    Summary In this study, the effects of frying, oven-baking, barbecuing, and smoking on the proximate composition and lipid quality of trout (Onchorhynchus mykiss) were studied. The proximate compositions were affected significantly by all cooking methods. An increase in the lipid content and a decrease in the moisture content were observed in all the cooking methods. A decrease in the protein content was found in barbecued and smoked samples, but not in fried or oven-baked, on dry-weight basis. Regarding the lipid quality, the free fatty acids (FFA, grams of oleic acid per 100-g lipid), peroxide values (POV, meq active oxygen per kg lipid), and thiobarbituric acid values (TBA, mg malonaldehydeper kg fish muscle) were analysed. The FFA contents in fresh, fried, oven-baked, barbecued and smoked trout on wet-weight basis were found to be 8.76, 0.76, 5.05, 0.81, and 9.44-g oleic acid per 100-g lipid, respectively. POV in fried, oven-baked, and barbecued samples increased significantly, while POV in smoked samples decreased significantly.
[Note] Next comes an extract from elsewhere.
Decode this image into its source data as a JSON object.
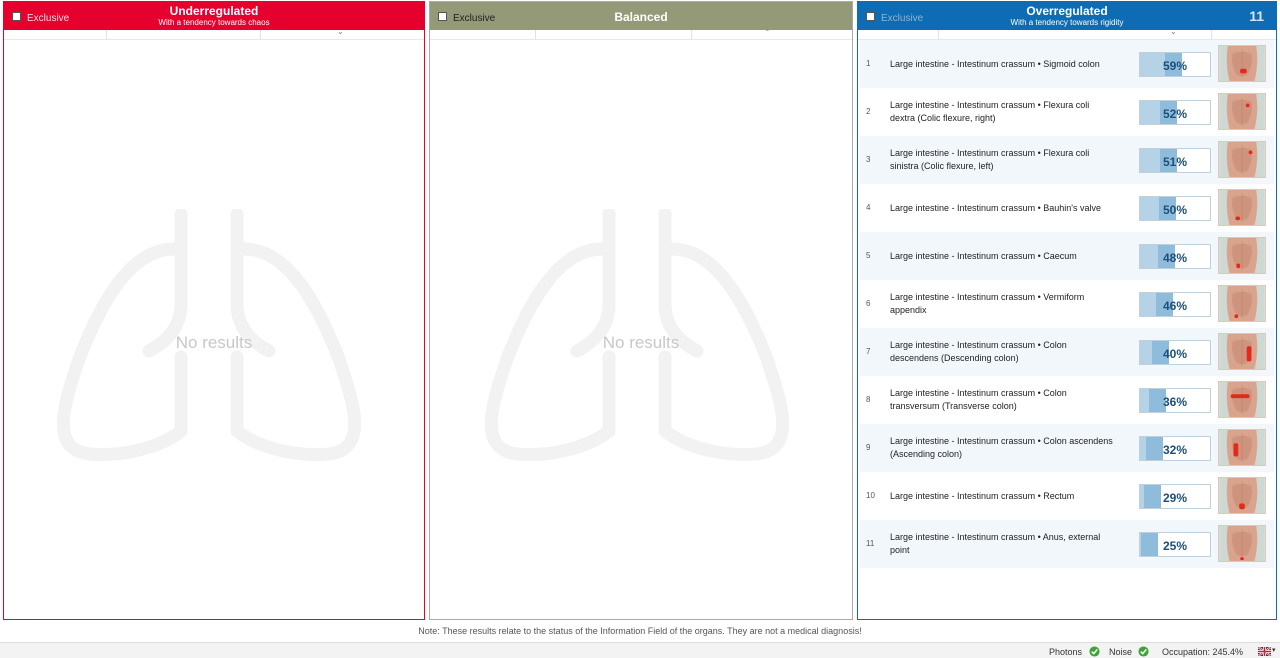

An increase was observed in the TBA value in trout cooked with all methods. The results of this experiment showed that heating accelerates lipid oxidation. [source]

    Influence of maternal mass and condition on energy transfer in Weddell seals

    Summary 1Environmental variation influences food abundance and availability, which is reflected in the reproductive success of top predators. We examined maternal expenditure, offspring mass and condition for Weddell seals in 2 years when individuals exhibited marked differences in these traits. 2For females weighing 355 kg there was a positive relationship between maternal post-partum mass (MPPM) and lactation length, but below this there was no relationship, suggesting that heavier females were able to increase lactation length but lighter females were restricted to a minimum lactation period of 33 days. 3Overall, females were heavier in 2002, but in 2003 shorter females were lighter than similar-sized females in 2002 suggesting that the effects of environmental variability on foraging success and condition are more pronounced in smaller individuals. 4There was no relationship between MPPM and pup birth mass, indicating pre-partum investment did not differ between years. However, there was a positive relationship between MPPM and pup mass gain. Mass and energy transfer efficiency were 10·2 and 5·4% higher in 2002 than 2003, which suggests costs associated with a putatively poor-resource year were delayed until lactation. 5Heavier females lost a higher proportion of mass during lactation in both years, so smaller females may not have been able to provide more to their offspring to wean a pup of similar size to larger females. 6MPPM had only a small influence on total body lipid; therefore, regardless of mass, females had the same relative body composition. Females with male pups lost a higher percentage of lipid than those with female pups, but by the end of lactation female pups had 4·5% higher lipid content than males. 7It appears that for Weddell seals the consequences of environmentally induced variation in food availability are manifested in differences in maternal mass and expenditure during lactation. These differences translate to changes in pup mass and condition at weaning with potential consequences for future survival and recruitment. [source]